A watershed is an area of land where all rainwater and snowmelt run downhill to the same place. A watershed can be as small as the creek in your backyard that drains only a few acres or as large as the Chesapeake Bay watershed, which drains 64,000 square miles.
Four of Virginia’s 14 major watersheds drain to the Chesapeake Bay: the Potomac, the Rappahannock, the York and the James. The Rivanna River Watershed, part of the James River Watershed, is located in Central Virginia and drains approximately 766 square miles of the eastern foothills of the Blue Ridge Mountains. Portions of Albemarle, Green, Fluvanna, Louisa and Orange Counties, as well as the entire City of Charlottesville, are part of the Rivanna River Watershed.

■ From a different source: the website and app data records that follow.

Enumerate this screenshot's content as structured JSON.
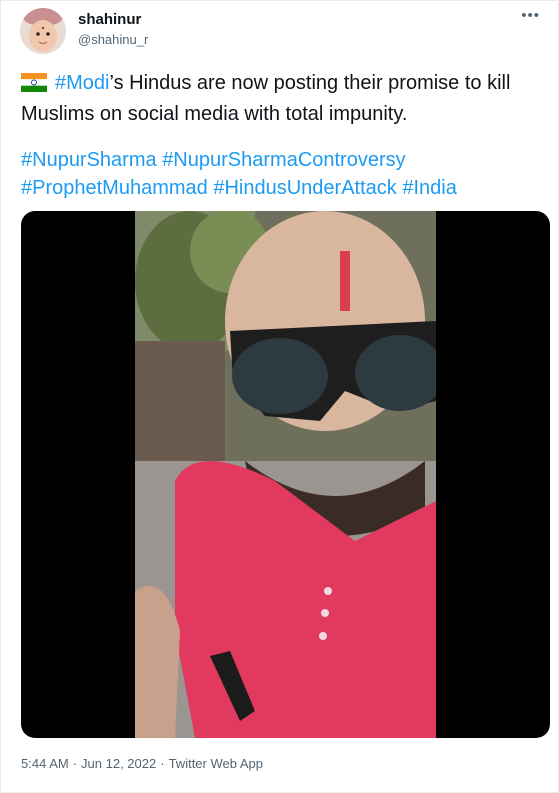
{
  "user": {
    "name": "shahinur",
    "handle": "@shahinu_r"
  },
  "tweet": {
    "hashtag_modi": "#Modi",
    "text_line1_rest": "’s Hindus are now posting their promise to kill Muslims on social media with total impunity.",
    "hashtags": [
      "#NupurSharma",
      "#NupurSharmaControversy",
      "#ProphetMuhammad",
      "#HindusUnderAttack",
      "#India"
    ]
  },
  "meta": {
    "time": "5:44 AM",
    "date": "Jun 12, 2022",
    "source": "Twitter Web App",
    "separator": "·"
  },
  "icons": {
    "more": "more-horizontal-icon",
    "flag": "india-flag-emoji"
  },
  "colors": {
    "link": "#1d9bf0",
    "secondary_text": "#536471",
    "border": "#e6ecf0"
  }
}
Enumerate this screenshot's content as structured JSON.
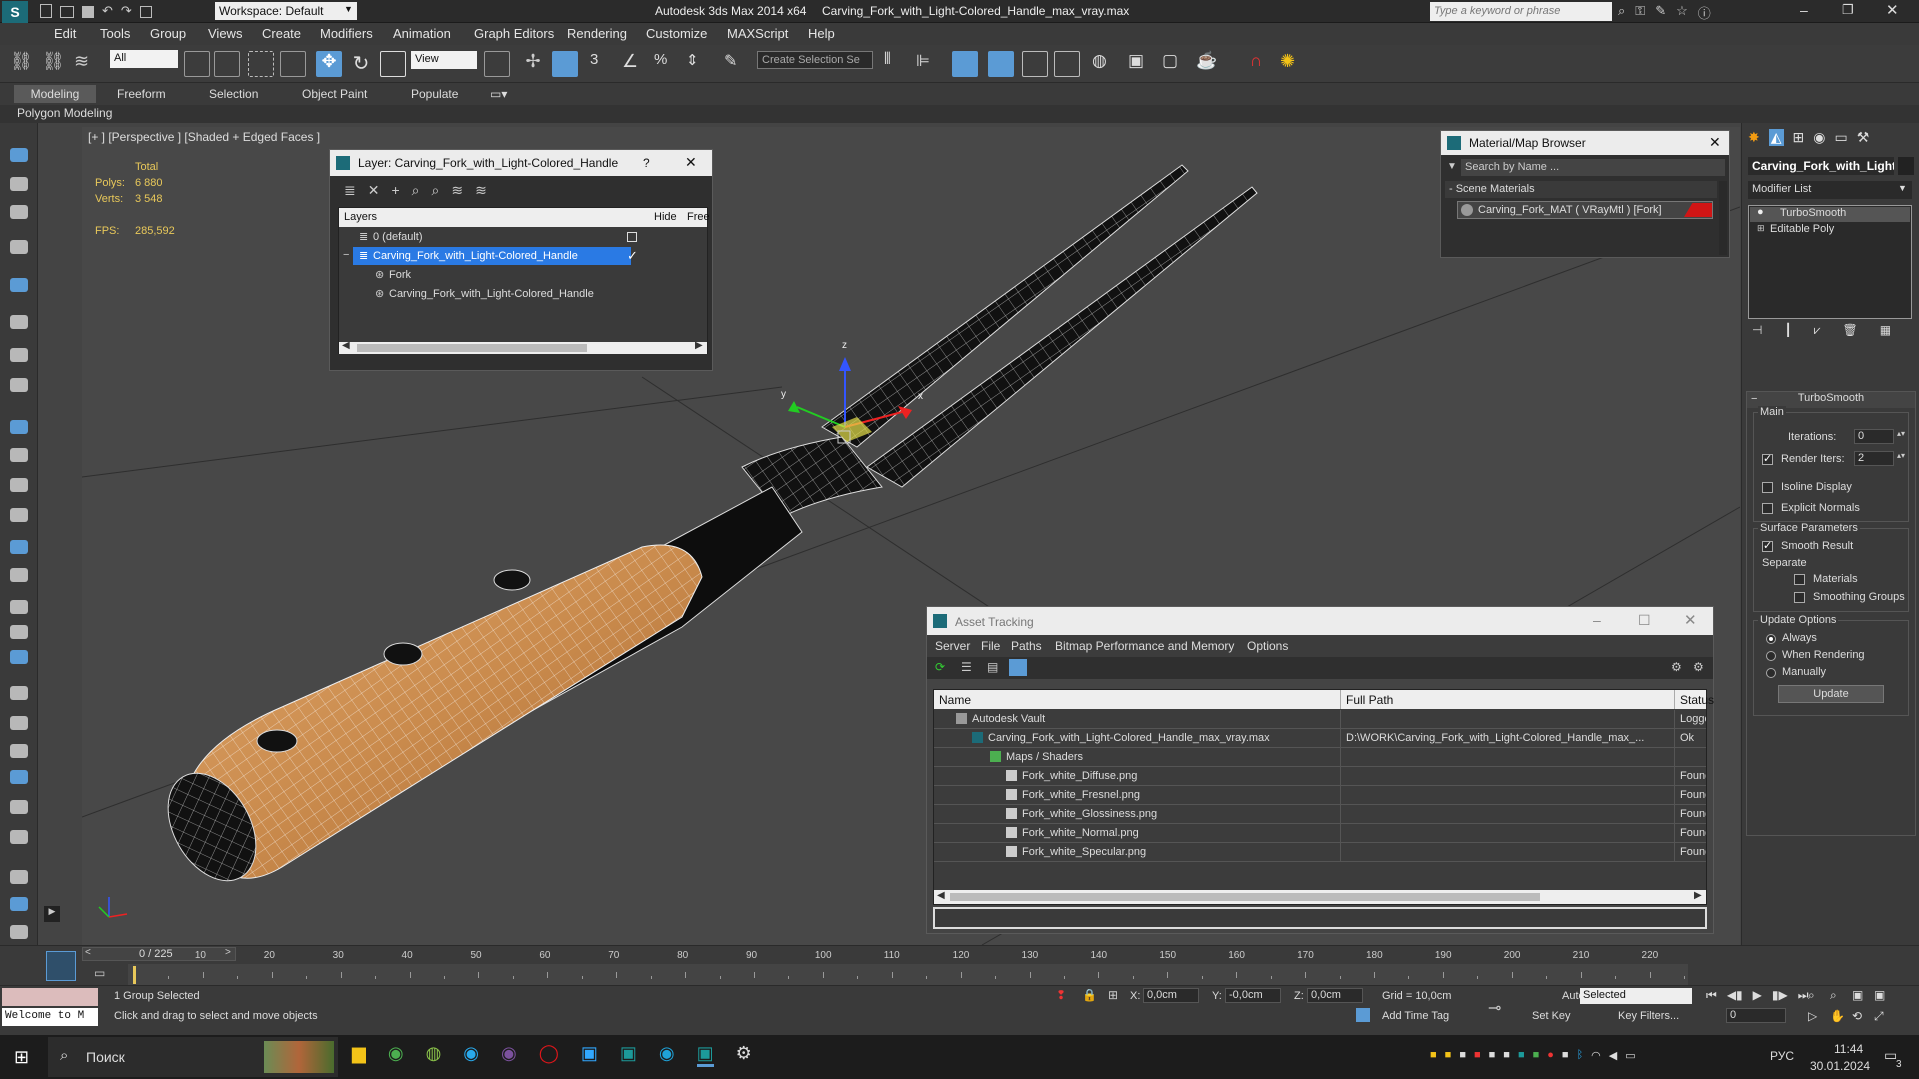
{
  "title": {
    "workspace": "Workspace: Default",
    "app": "Autodesk 3ds Max  2014 x64",
    "file": "Carving_Fork_with_Light-Colored_Handle_max_vray.max",
    "search_placeholder": "Type a keyword or phrase"
  },
  "menu": [
    "Edit",
    "Tools",
    "Group",
    "Views",
    "Create",
    "Modifiers",
    "Animation",
    "Graph Editors",
    "Rendering",
    "Customize",
    "MAXScript",
    "Help"
  ],
  "toolbar": {
    "selection_filter": "All",
    "ref_coord": "View",
    "named_selection": "Create Selection Se",
    "snap_3": "3",
    "snap_pct": "%"
  },
  "ribbon": {
    "tabs": [
      "Modeling",
      "Freeform",
      "Selection",
      "Object Paint",
      "Populate"
    ],
    "sub_label": "Polygon Modeling"
  },
  "viewport": {
    "label": "[+ ] [Perspective ] [Shaded + Edged Faces ]",
    "stats_header": "Total",
    "polys_label": "Polys:",
    "polys": "6 880",
    "verts_label": "Verts:",
    "verts": "3 548",
    "fps_label": "FPS:",
    "fps": "285,592",
    "gizmo": {
      "x": "x",
      "y": "y",
      "z": "z"
    }
  },
  "layer_dialog": {
    "title": "Layer: Carving_Fork_with_Light-Colored_Handle",
    "help": "?",
    "col_layers": "Layers",
    "col_hide": "Hide",
    "col_freeze": "Free",
    "rows": [
      {
        "label": "0 (default)",
        "selected": false
      },
      {
        "label": "Carving_Fork_with_Light-Colored_Handle",
        "selected": true
      },
      {
        "label": "Fork",
        "selected": false
      },
      {
        "label": "Carving_Fork_with_Light-Colored_Handle",
        "selected": false
      }
    ]
  },
  "material_browser": {
    "title": "Material/Map Browser",
    "search_placeholder": "Search by Name ...",
    "section": "- Scene Materials",
    "item": "Carving_Fork_MAT ( VRayMtl ) [Fork]",
    "item_color": "#d01515"
  },
  "asset_tracking": {
    "title": "Asset Tracking",
    "menu": [
      "Server",
      "File",
      "Paths",
      "Bitmap Performance and Memory",
      "Options"
    ],
    "columns": [
      "Name",
      "Full Path",
      "Status"
    ],
    "rows": [
      {
        "name": "Autodesk Vault",
        "path": "",
        "status": "Logge"
      },
      {
        "name": "Carving_Fork_with_Light-Colored_Handle_max_vray.max",
        "path": "D:\\WORK\\Carving_Fork_with_Light-Colored_Handle_max_...",
        "status": "Ok"
      },
      {
        "name": "Maps / Shaders",
        "path": "",
        "status": ""
      },
      {
        "name": "Fork_white_Diffuse.png",
        "path": "",
        "status": "Found"
      },
      {
        "name": "Fork_white_Fresnel.png",
        "path": "",
        "status": "Found"
      },
      {
        "name": "Fork_white_Glossiness.png",
        "path": "",
        "status": "Found"
      },
      {
        "name": "Fork_white_Normal.png",
        "path": "",
        "status": "Found"
      },
      {
        "name": "Fork_white_Specular.png",
        "path": "",
        "status": "Found"
      }
    ]
  },
  "command_panel": {
    "object_name": "Carving_Fork_with_Light",
    "modifier_list": "Modifier List",
    "stack": [
      "TurboSmooth",
      "Editable Poly"
    ],
    "rollout_title": "TurboSmooth",
    "main_label": "Main",
    "iterations_label": "Iterations:",
    "iterations": "0",
    "render_iters_label": "Render Iters:",
    "render_iters": "2",
    "isoline": "Isoline Display",
    "explicit_normals": "Explicit Normals",
    "surface_params": "Surface Parameters",
    "smooth_result": "Smooth Result",
    "separate": "Separate",
    "materials": "Materials",
    "smoothing_groups": "Smoothing Groups",
    "update_options": "Update Options",
    "always": "Always",
    "when_rendering": "When Rendering",
    "manually": "Manually",
    "update_button": "Update"
  },
  "timeline": {
    "frame": "0 / 225",
    "ticks": [
      "10",
      "20",
      "30",
      "40",
      "50",
      "60",
      "70",
      "80",
      "90",
      "100",
      "110",
      "120",
      "130",
      "140",
      "150",
      "160",
      "170",
      "180",
      "190",
      "200",
      "210",
      "220"
    ]
  },
  "status": {
    "maxscript": "Welcome to M",
    "selection": "1 Group Selected",
    "prompt": "Click and drag to select and move objects",
    "x_label": "X:",
    "x": "0,0cm",
    "y_label": "Y:",
    "y": "-0,0cm",
    "z_label": "Z:",
    "z": "0,0cm",
    "grid": "Grid = 10,0cm",
    "add_time_tag": "Add Time Tag",
    "auto_key": "Auto Key",
    "auto_key_mode": "Selected",
    "set_key": "Set Key",
    "key_filters": "Key Filters...",
    "frame_field": "0"
  },
  "taskbar": {
    "search": "Поиск",
    "lang": "РУС",
    "time": "11:44",
    "date": "30.01.2024",
    "notif": "3"
  }
}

When it rains, pollution that may be carried into a stream in one part of a watershed will affect all of the the waterways downstream within that watershed. When land is developed, this runoff process can be exaggerated since development changes the capacity of the land and waterways to handle stormwater. Learn more about stormwater runoff and ways any individual can control the pollution in runoff.